Thursday, July 16, 2015


Is there a good of overall health, over and beyond particular goods of health, such as having keen eyesight, being able to run fast, etc.?

Suppose you have a broken leg and you believe this was your only health problem. But then you learn that your hearing is below normal and that this cannot be cured. Before you learned this bad news, you thought that fixing the fracture would both restore the health of the leg and overall health. But after learning the bad news, you knew that fixing the fracture would restore the health of the leg but not overall health. If overall health has a value over and beyond its components, then your level of motivation should go down, since previously actions that promoted the health of the leg apparently promoted two goods, while now you see that they promote only one. Yet surely your motivations wouldn’t decrease, or they hardly would. This suggests that the good of overall health is either not a further good or at best a minor good.


Heath White said...

1. I think what the argument shows is that broken legs and poor hearing are INDEPENDENT bads.
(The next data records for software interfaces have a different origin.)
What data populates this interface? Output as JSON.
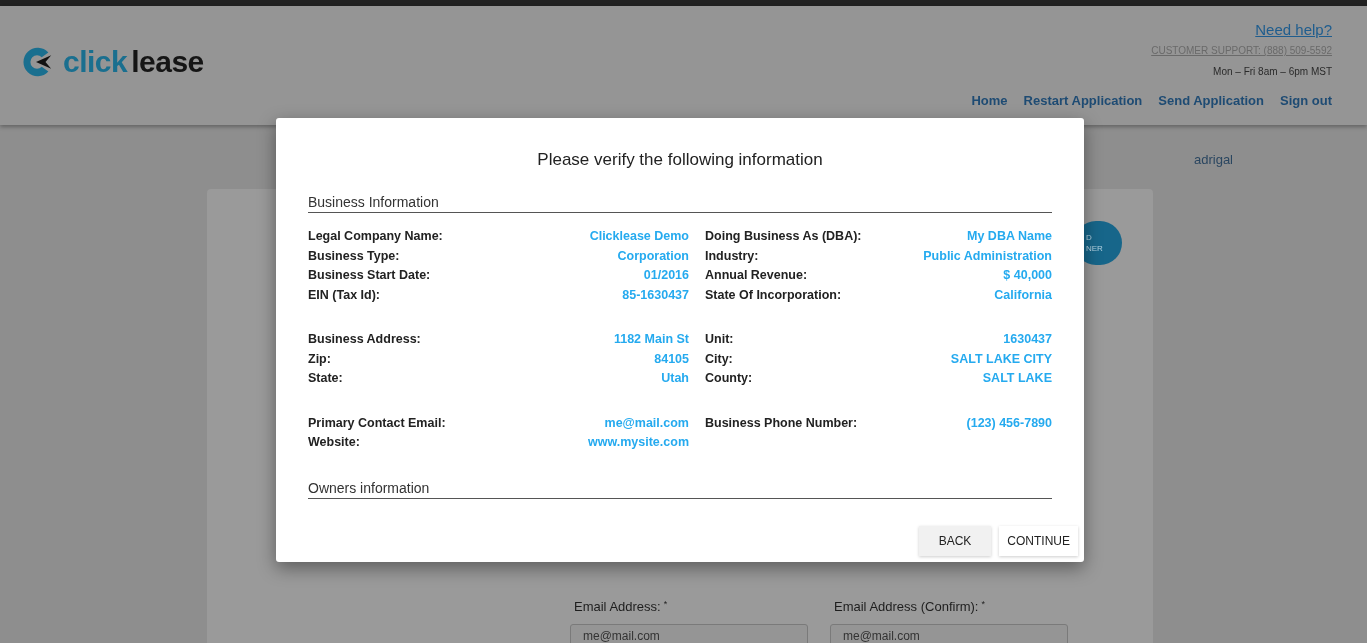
{
  "header": {
    "logo": {
      "part1": "click",
      "part2": "lease"
    },
    "help_link": "Need help?",
    "support": "CUSTOMER SUPPORT: (888) 509-5592",
    "hours": "Mon – Fri 8am – 6pm MST",
    "nav": [
      "Home",
      "Restart Application",
      "Send Application",
      "Sign out"
    ]
  },
  "background": {
    "greeting": "adrigal",
    "owner_button": {
      "line1": "D",
      "line2": "NER"
    },
    "fields": [
      {
        "label": "Email Address:",
        "required_mark": "*",
        "value": "me@mail.com"
      },
      {
        "label": "Email Address (Confirm):",
        "required_mark": "*",
        "value": "me@mail.com"
      }
    ]
  },
  "dialog": {
    "title": "Please verify the following information",
    "sections": [
      {
        "heading": "Business Information",
        "groups": [
          [
            {
              "left": {
                "label": "Legal Company Name:",
                "value": "Clicklease Demo"
              },
              "right": {
                "label": "Doing Business As (DBA):",
                "value": "My DBA Name"
              }
            },
            {
              "left": {
                "label": "Business Type:",
                "value": "Corporation"
              },
              "right": {
                "label": "Industry:",
                "value": "Public Administration"
              }
            },
            {
              "left": {
                "label": "Business Start Date:",
                "value": "01/2016"
              },
              "right": {
                "label": "Annual Revenue:",
                "value": "$ 40,000"
              }
            },
            {
              "left": {
                "label": "EIN (Tax Id):",
                "value": "85-1630437"
              },
              "right": {
                "label": "State Of Incorporation:",
                "value": "California"
              }
            }
          ],
          [
            {
              "left": {
                "label": "Business Address:",
                "value": "1182 Main St"
              },
              "right": {
                "label": "Unit:",
                "value": "1630437"
              }
            },
            {
              "left": {
                "label": "Zip:",
                "value": "84105"
              },
              "right": {
                "label": "City:",
                "value": "SALT LAKE CITY"
              }
            },
            {
              "left": {
                "label": "State:",
                "value": "Utah"
              },
              "right": {
                "label": "County:",
                "value": "SALT LAKE"
              }
            }
          ],
          [
            {
              "left": {
                "label": "Primary Contact Email:",
                "value": "me@mail.com"
              },
              "right": {
                "label": "Business Phone Number:",
                "value": "(123) 456-7890"
              }
            },
            {
              "left": {
                "label": "Website:",
                "value": "www.mysite.com"
              }
            }
          ]
        ]
      },
      {
        "heading": "Owners information"
      }
    ],
    "buttons": [
      "BACK",
      "CONTINUE"
    ]
  }
}
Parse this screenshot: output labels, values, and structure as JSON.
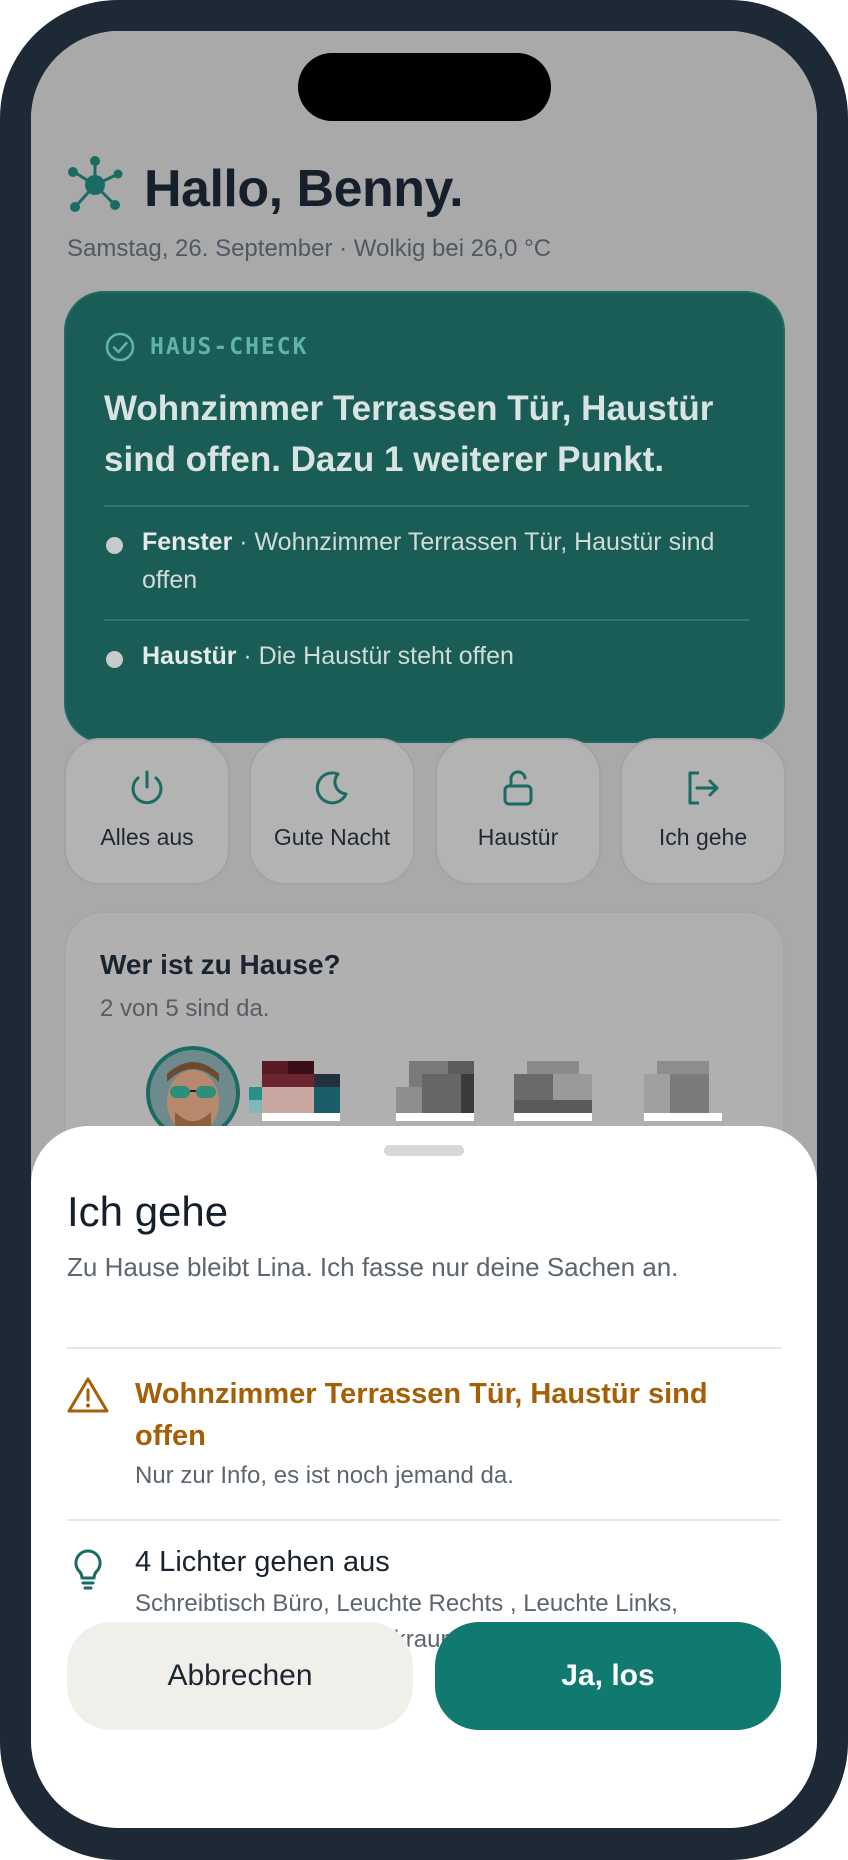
{
  "header": {
    "greeting": "Hallo, Benny.",
    "subline": "Samstag, 26. September · Wolkig bei 26,0 °C",
    "logo_icon": "molecule-logo-icon"
  },
  "haus_check": {
    "label": "HAUS-CHECK",
    "title": "Wohnzimmer Terrassen Tür, Haustür sind offen. Dazu 1 weiterer Punkt.",
    "items": [
      {
        "name": "Fenster",
        "text": " · Wohnzimmer Terrassen Tür, Haustür sind offen"
      },
      {
        "name": "Haustür",
        "text": " · Die Haustür steht offen"
      }
    ]
  },
  "actions": [
    {
      "label": "Alles aus",
      "icon": "power-icon"
    },
    {
      "label": "Gute Nacht",
      "icon": "moon-icon"
    },
    {
      "label": "Haustür",
      "icon": "unlock-icon"
    },
    {
      "label": "Ich gehe",
      "icon": "exit-icon"
    }
  ],
  "home": {
    "title": "Wer ist zu Hause?",
    "subtitle": "2 von 5 sind da."
  },
  "sheet": {
    "title": "Ich gehe",
    "subtitle": "Zu Hause bleibt Lina. Ich fasse nur deine Sachen an.",
    "warning_title": "Wohnzimmer Terrassen Tür, Haustür sind offen",
    "warning_sub": "Nur zur Info, es ist noch jemand da.",
    "lights_title": "4 Lichter gehen aus",
    "lights_sub": "Schreibtisch Büro, Leuchte Rechts , Leuchte Links, BambuLab A1 Mini Druckraumbeleuchtung",
    "cancel_label": "Abbrechen",
    "confirm_label": "Ja, los"
  },
  "colors": {
    "accent": "#117a70",
    "warning": "#a45f07",
    "frame": "#1d2935"
  }
}
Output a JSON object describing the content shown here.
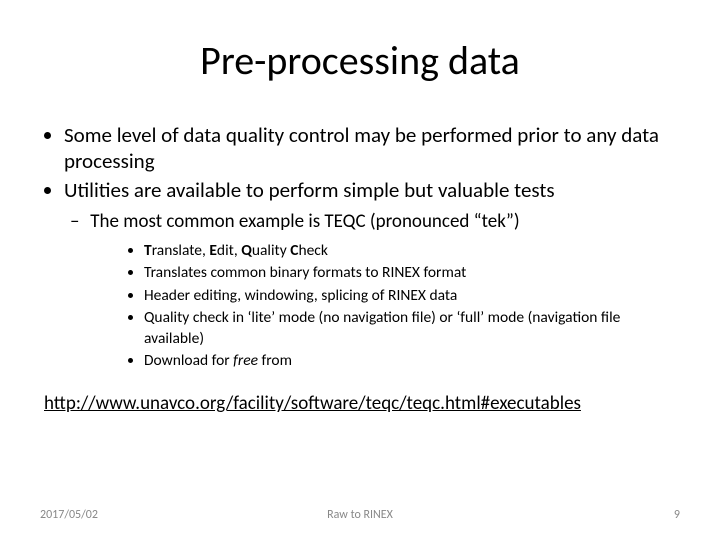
{
  "title": "Pre-processing data",
  "bullets": {
    "a": "Some level of data quality control may be performed prior to any data processing",
    "b": "Utilities are available to perform simple but valuable tests",
    "b1": "The most common example is TEQC (pronounced “tek”)",
    "b1a_prefix": "T",
    "b1a_mid1": "ranslate, ",
    "b1a_mid2": "E",
    "b1a_mid3": "dit, ",
    "b1a_mid4": "Q",
    "b1a_mid5": "uality ",
    "b1a_mid6": "C",
    "b1a_suffix": "heck",
    "b1b": "Translates common  binary formats to RINEX format",
    "b1c": "Header editing, windowing, splicing of RINEX data",
    "b1d": "Quality check in ‘lite’ mode (no navigation file) or ‘full’ mode (navigation file available)",
    "b1e_pre": "Download for ",
    "b1e_em": "free",
    "b1e_post": " from"
  },
  "link": "http://www.unavco.org/facility/software/teqc/teqc.html#executables",
  "footer": {
    "date": "2017/05/02",
    "center": "Raw to RINEX",
    "page": "9"
  }
}
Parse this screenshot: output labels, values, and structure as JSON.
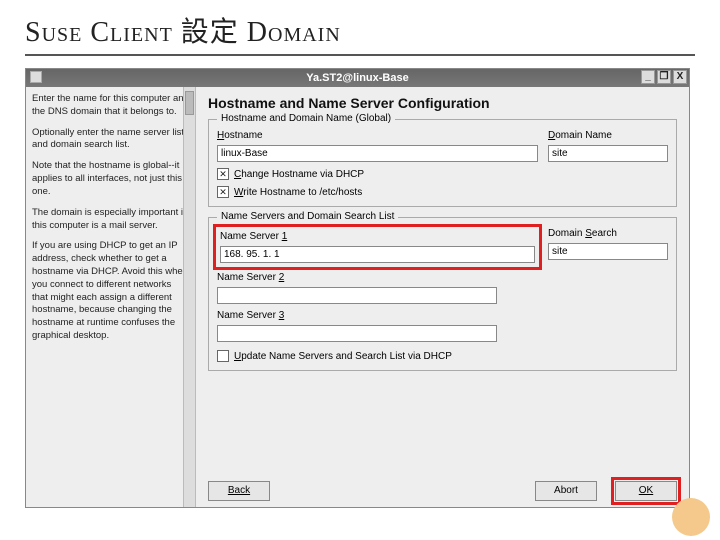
{
  "slide": {
    "title": "Suse Client 設定 Domain"
  },
  "window": {
    "title": "Ya.ST2@linux-Base",
    "controls": {
      "min": "_",
      "max": "❐",
      "close": "X"
    }
  },
  "help": {
    "p1": "Enter the name for this computer and the DNS domain that it belongs to.",
    "p2": "Optionally enter the name server list and domain search list.",
    "p3": "Note that the hostname is global--it applies to all interfaces, not just this one.",
    "p4": "The domain is especially important if this computer is a mail server.",
    "p5": "If you are using DHCP to get an IP address, check whether to get a hostname via DHCP. Avoid this when you connect to different networks that might each assign a different hostname, because changing the hostname at runtime confuses the graphical desktop."
  },
  "page": {
    "heading": "Hostname and Name Server Configuration"
  },
  "group1": {
    "legend": "Hostname and Domain Name (Global)",
    "hostname_label_pre": "H",
    "hostname_label_rest": "ostname",
    "hostname_value": "linux-Base",
    "domain_label_pre": "D",
    "domain_label_rest": "omain Name",
    "domain_value": "site",
    "chk1_pre": "C",
    "chk1_rest": "hange Hostname via DHCP",
    "chk2_pre": "W",
    "chk2_rest": "rite Hostname to /etc/hosts"
  },
  "group2": {
    "legend": "Name Servers and Domain Search List",
    "ns1_label": "Name Server ",
    "ns1_key": "1",
    "ns1_value": "168. 95. 1. 1",
    "ns2_label": "Name Server ",
    "ns2_key": "2",
    "ns2_value": "",
    "ns3_label": "Name Server ",
    "ns3_key": "3",
    "ns3_value": "",
    "ds_label": "Domain ",
    "ds_key": "S",
    "ds_rest": "earch",
    "ds_value": "site",
    "upd_pre": "U",
    "upd_rest": "pdate Name Servers and Search List via DHCP"
  },
  "buttons": {
    "back": "Back",
    "abort": "Abort",
    "ok": "OK"
  }
}
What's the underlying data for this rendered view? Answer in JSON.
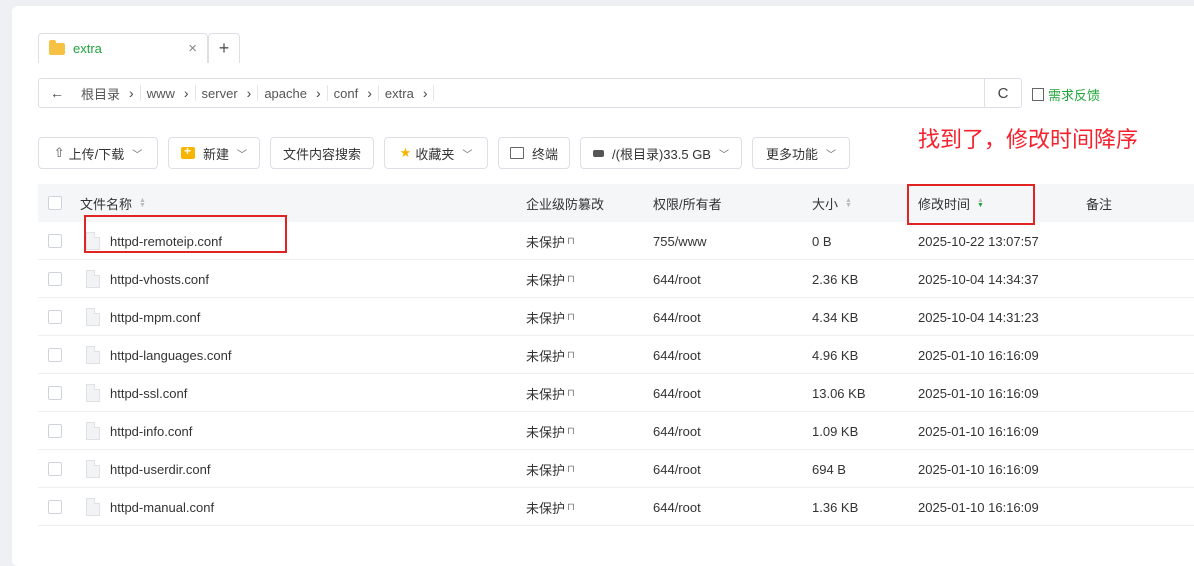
{
  "tab": {
    "label": "extra",
    "close": "×",
    "add": "+"
  },
  "address": {
    "back": "←",
    "crumbs": [
      "根目录",
      "www",
      "server",
      "apache",
      "conf",
      "extra"
    ],
    "sep": "›",
    "refresh": "C"
  },
  "feedback": "需求反馈",
  "toolbar": {
    "upload": "上传/下载",
    "new": "新建",
    "search": "文件内容搜索",
    "favorites": "收藏夹",
    "terminal": "终端",
    "disk": "/(根目录)33.5 GB",
    "more": "更多功能"
  },
  "annotation": "找到了，修改时间降序",
  "table": {
    "headers": {
      "name": "文件名称",
      "protect": "企业级防篡改",
      "perm": "权限/所有者",
      "size": "大小",
      "mtime": "修改时间",
      "note": "备注"
    },
    "rows": [
      {
        "name": "httpd-remoteip.conf",
        "protect": "未保护",
        "perm": "755/www",
        "size": "0 B",
        "mtime": "2025-10-22 13:07:57"
      },
      {
        "name": "httpd-vhosts.conf",
        "protect": "未保护",
        "perm": "644/root",
        "size": "2.36 KB",
        "mtime": "2025-10-04 14:34:37"
      },
      {
        "name": "httpd-mpm.conf",
        "protect": "未保护",
        "perm": "644/root",
        "size": "4.34 KB",
        "mtime": "2025-10-04 14:31:23"
      },
      {
        "name": "httpd-languages.conf",
        "protect": "未保护",
        "perm": "644/root",
        "size": "4.96 KB",
        "mtime": "2025-01-10 16:16:09"
      },
      {
        "name": "httpd-ssl.conf",
        "protect": "未保护",
        "perm": "644/root",
        "size": "13.06 KB",
        "mtime": "2025-01-10 16:16:09"
      },
      {
        "name": "httpd-info.conf",
        "protect": "未保护",
        "perm": "644/root",
        "size": "1.09 KB",
        "mtime": "2025-01-10 16:16:09"
      },
      {
        "name": "httpd-userdir.conf",
        "protect": "未保护",
        "perm": "644/root",
        "size": "694 B",
        "mtime": "2025-01-10 16:16:09"
      },
      {
        "name": "httpd-manual.conf",
        "protect": "未保护",
        "perm": "644/root",
        "size": "1.36 KB",
        "mtime": "2025-01-10 16:16:09"
      }
    ]
  },
  "colors": {
    "accent": "#20a53a",
    "annotation": "#f5222d",
    "highlight_border": "#e02424"
  }
}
If you found out that, in addition to a broken leg, you also had a broken foot, so that even fixing the broken leg would (still) not allow you to walk properly, then your motivation to fix the broken leg might decline. (Maybe it costs a lot of money.) But one might then argue that if broken legs and poor hearing are independent bads, then there is no common good of which they are parts except perhaps in the simplistic sense of a sum.

2. What if I had two well-functioning legs but one was much longer than the other? Then *I* would not be well-functioning. If there is a good of health above and beyond goods of the parts, then it would be the goodness of how all the parts fit together or work together. It is hard to see how well-functioning legs and well-functioning hearing would have this kind of interdependence, however, which is some argument that “health” per se is not anything over and above the sum of its parts.

Alexander R Pruss said...


This is helpful, and your examples are very helpful.

The theory I am playing with is that the good of health is a mere sum of the goods of having various powers. On reflection, the broken leg and poor hearing are not entirely independent. A healthy leg and good hearing are both needed to give one the power to dance well. But it is because of the unavoidability of the loss of the power of dancing that the motivation to fix the leg goes down, not because of the unavoidability of the loss of total health.

Your final example fits into my fuller story. The actual combined good is not health as such, but the various powers that require a coordination between hearing and leg motion.